While most outdoor festivals pick a remarkably similar line-up of film favorites (think Casablanca, Airplane, E.T., etc.), others exploit the low-cost nature of outdoor screenings to present work that could not afford to rent a theater. In 1997, Mark Elijah Rosenberg brought his 16mm project and a sound system to the roof of his East Village tenement and invited a group of friends. Within four years, Rooftop Films had become a full-time organization, moving itself to Brooklyn with a staff of three people and an army of interns.

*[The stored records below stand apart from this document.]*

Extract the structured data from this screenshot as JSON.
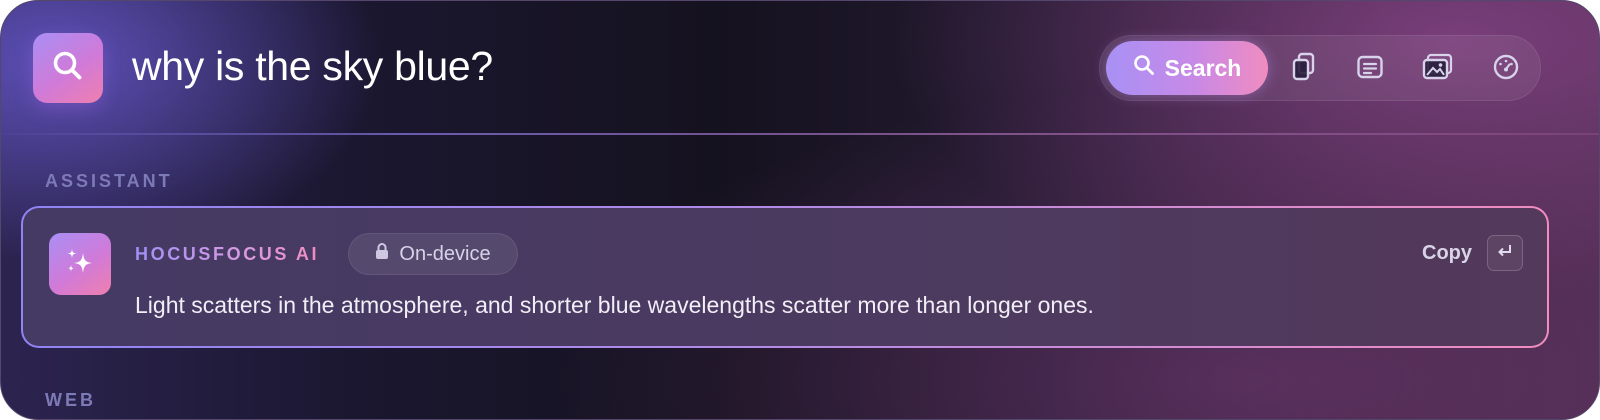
{
  "search": {
    "query": "why is the sky blue?"
  },
  "toolbar": {
    "search_label": "Search",
    "buttons": [
      {
        "icon": "clipboard-icon"
      },
      {
        "icon": "document-text-icon"
      },
      {
        "icon": "image-gallery-icon"
      },
      {
        "icon": "speedometer-icon"
      }
    ]
  },
  "sections": {
    "assistant": "ASSISTANT",
    "web": "WEB"
  },
  "assistant_card": {
    "brand": "HOCUSFOCUS AI",
    "badge": "On-device",
    "answer": "Light scatters in the atmosphere, and shorter blue wavelengths scatter more than longer ones.",
    "copy_label": "Copy",
    "enter_icon": "return-key-icon"
  },
  "colors": {
    "accent_start": "#a891f5",
    "accent_end": "#f08cc0",
    "section_label": "#7d7ab8"
  }
}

Now nearly every city has its alternative outdoor screening series. In Philadelphia, Todd Kimmel founded the Lawn Chair Drive-In, whose summer program reflects his extensive and eclectic original 16mm film collection. This year, the series includes such gems as Brian De Palma's horror-rock opera Phantom of the Paradise and the oddball western The Jayhawkers!, which Kimmel has labeled "the #1 Gay Western of the Atomic Age." In addition, Kimmel provides obscure trailers and cartoons before each film.
While some have revived the drive-in tradition to build local communities between neighbors and artists, others have turned the drive-in into a form of direct political action. Down the coast from San Francisco in Santa Cruz, CA, a group of film lovers and radicals — not unlike the characters in John Waters comedy Cecil B. Demented — comprise the Santa Cruz Guerilla Drive-In. For them the fun is found, much like with graffiti artists, in appropriate public spaces — warehouse walls, the sides of abandoned buildings, etc. Once a location has been chosen, emails dart off to members who assemble under cover of night at some secret new screening space. As they proclaim in their manifesto, "part of our mission is reclaiming public space and transforming our urban environment into a joyful playground."

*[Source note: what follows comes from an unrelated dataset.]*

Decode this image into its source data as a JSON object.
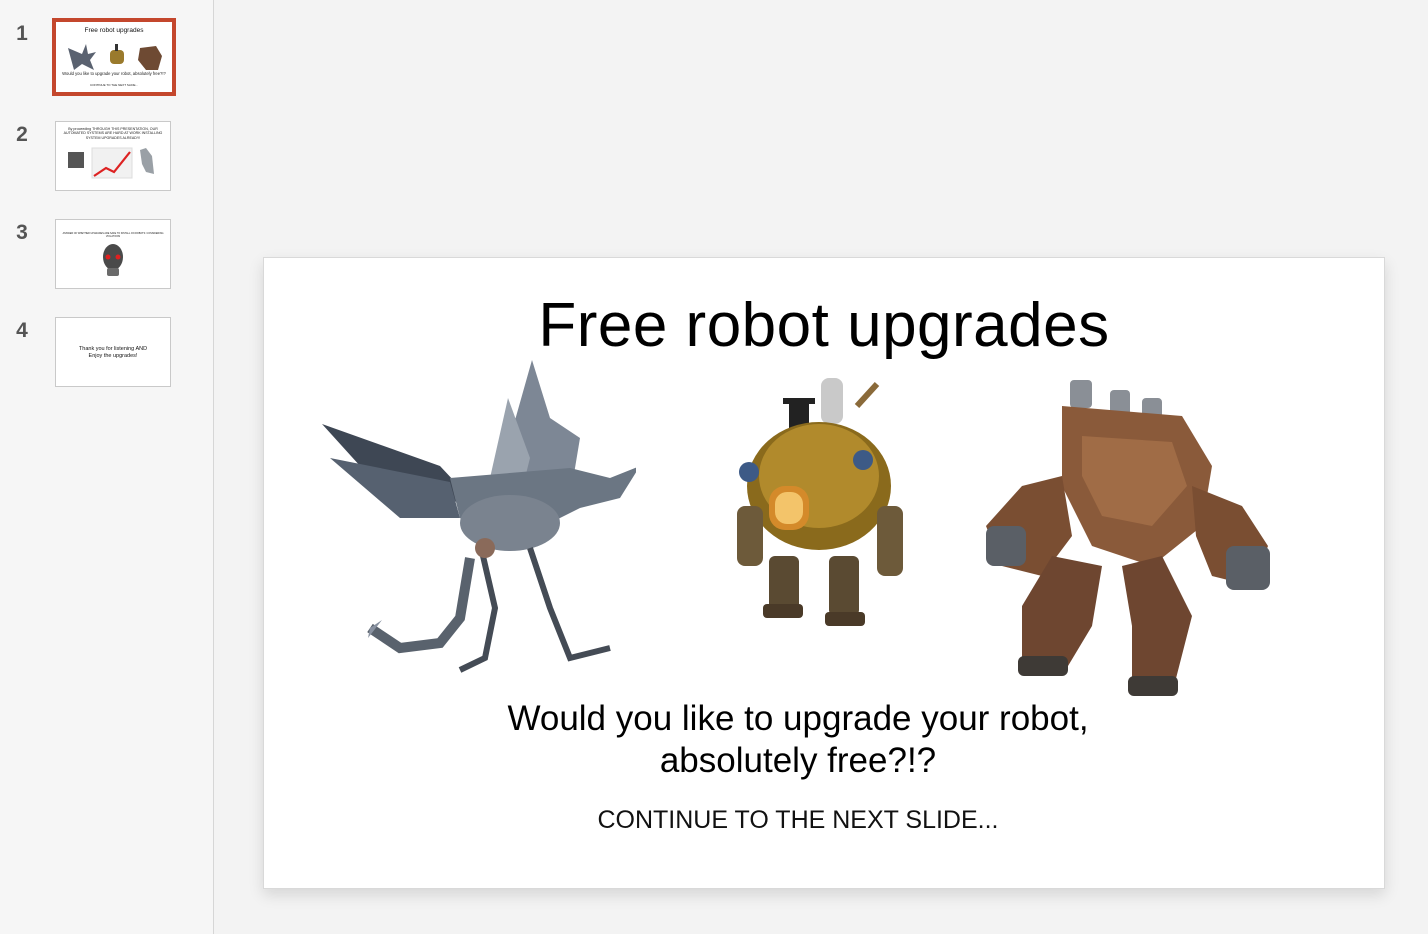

Bryan Kennedy, a web developer from Berkeley, further democratized this anarchist impulse. On his website, Mobmov.org, he explains, "We are the global guerilla drive-in movement bringing back the forgotten joy of the great American drive-in. Thanks to the wonders of modern technology, what used to be a dark and decrepit warehouse wall springs to life with the sublime sights and sounds of a big-screen movie." Somewhere between popular mechanics and a populist credo, Mobmov.org explains in meticulous detail how to use car batteries, digital projectors, FM transmitters, and the like to make your own private drive in.
In a more commercial mode, a variety of vendors, like Outdoor Movies and Backyard Theater, rent projectors and inflatable screens that can be set up pretty much anywhere. One of the recent trends is swimming pool movies, where an outdoor screen is provided for splashing audience members. Arizona State University recently threw such a pool party with a screening of Open Water, a harrowing film about a couple stranded in the ocean with sharks swimming all about them. The audience floated on inner tubes with only dark water beneath them as they watched others being attacked in the sea.
New technologies have so democratized the moviegoing experience that pretty much anyone can make their backyard, their garage, a stretch of lonely beach or an urban street a movie theater. And so every summer night can be a night at the movies.